And yes, that is a classic Gitzo Reporter aluminum tripod. If needed, I could extend the center column to get the radials above eye level.
Better than bungee cords! I purchased a few of these, thinking they might work for strapping my fiberglass radio mast to posts and stuff. They are great. Stretchy, adjustable, and super easy to fasten and unfasten. After I tighten a strap, just releasing the tension almost always catches a hole on the buckle to secure it. Lovely design.
Here is one of the two I used to strap my mast to a railing on top of Mt. Umunhum for a SOTA activation. My shortest straps are red and 15 inches long.
Earlier, I used a longer blue one (20 inches) and two of the red ones, linked, to strap the same mast to a walkway post for ARRL Field Day.
A red strap held the balun to the top of the mast to take stress off the connectors.
I started with this variety pack of three sizes ($16.50 at Amazon), then stuck with the same color scheme for ordering more.
I’ll be taking these on every field radio outing. That means I’ll have swap them back and forth between my emcomm go bag and my SOTA gear. I think I can manage that.
Want to try a single-wall ultralight tent without spending a lot? How about the Mountainsmith Mountain Shelter LT, a two-person shelter that weighs less than two pounds for $100?

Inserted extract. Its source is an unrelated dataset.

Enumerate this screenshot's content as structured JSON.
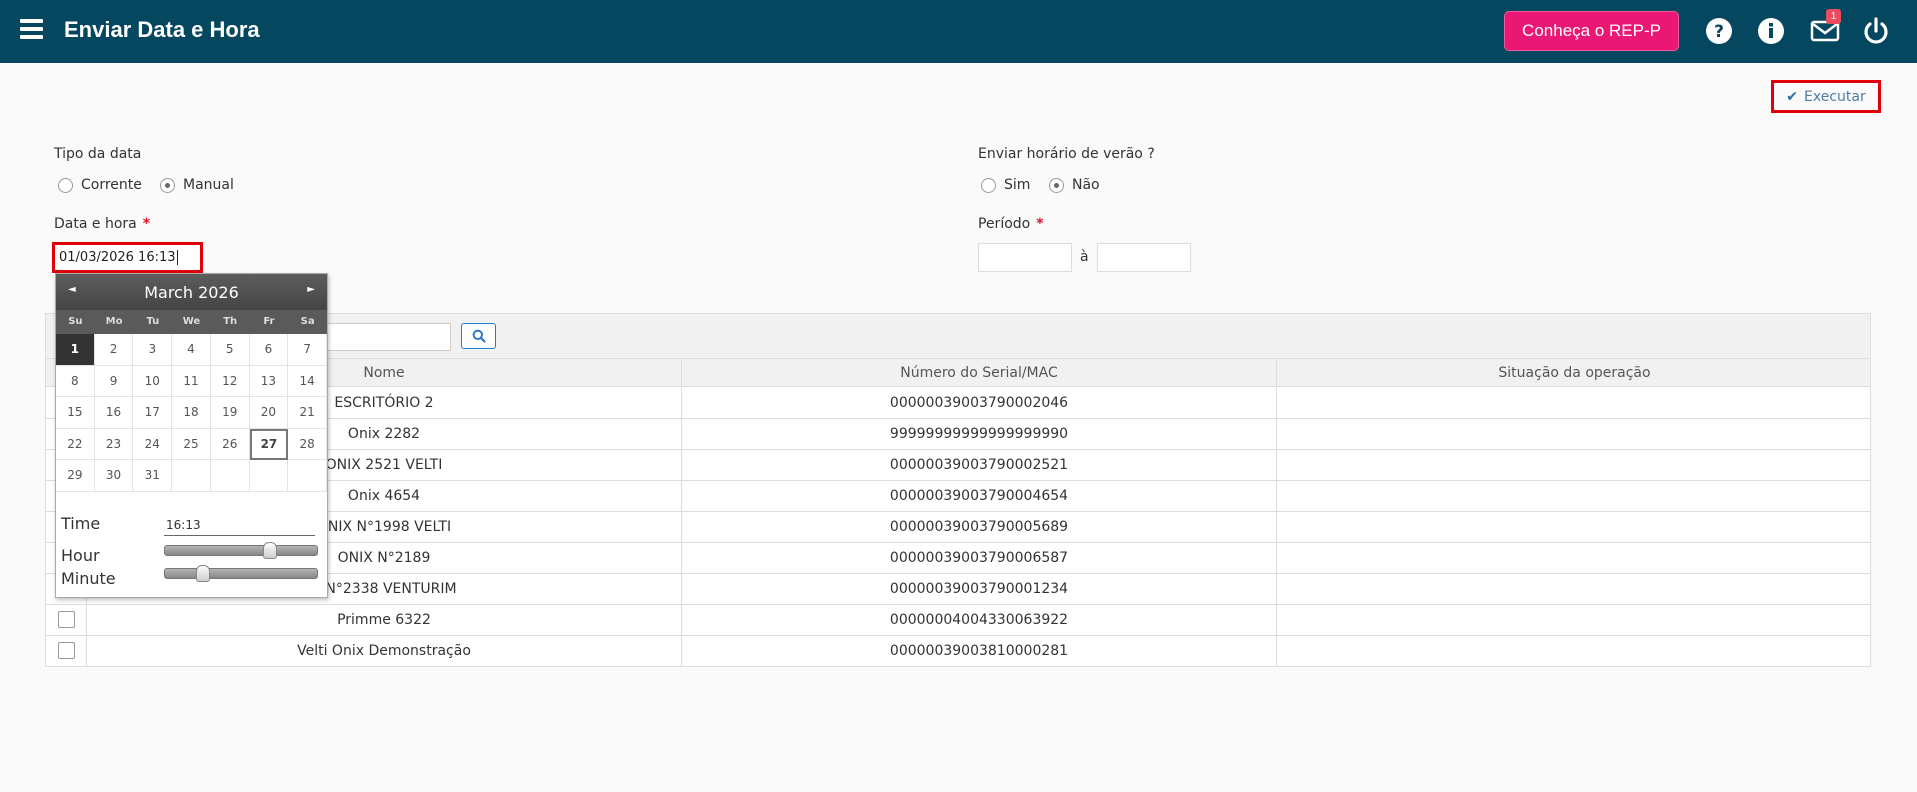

I used to recommend the Black Diamond Betamid for this, but BD stopped making it. Now Mountainsmith is making a very similar shelter. It sets up with two trekking poles, like a small circus tent. It is lighter than the Betamid, probably because Mountainsmith used silnylon instead of the urethane-coated ripstop in the BD shelter.
The Section Hiker review of the Mountain Shelter LT does a really good job of describing the tent. I’m seriously tempted to buy one, even though I have more than enough shelters.
The list price is $129 and it is available for a bit under $100. Links are from the Section Hiker blog.
This tent doesn’t have a floor, so you’ll need a groundsheet. My favorite thrifty and ultralight groundsheet is plastic window film. It costs five to ten dollars and weighs an ounce or two, depending on the size. For this tent, two one-person sheets might be good. Two popular products are Duck Brand and Frost King. I’ve never worn out one of these sheets, though I’ve been in danger of having them blow away. They are really, really light.
The Section Hiker blog has a nice article on ground sheets, including window film and Tyvek.
I wrote about my son’s experience with the Betamid at Philmont. He’s still fond of that tent. I hope a whole bunch of Scouts become fond of this one.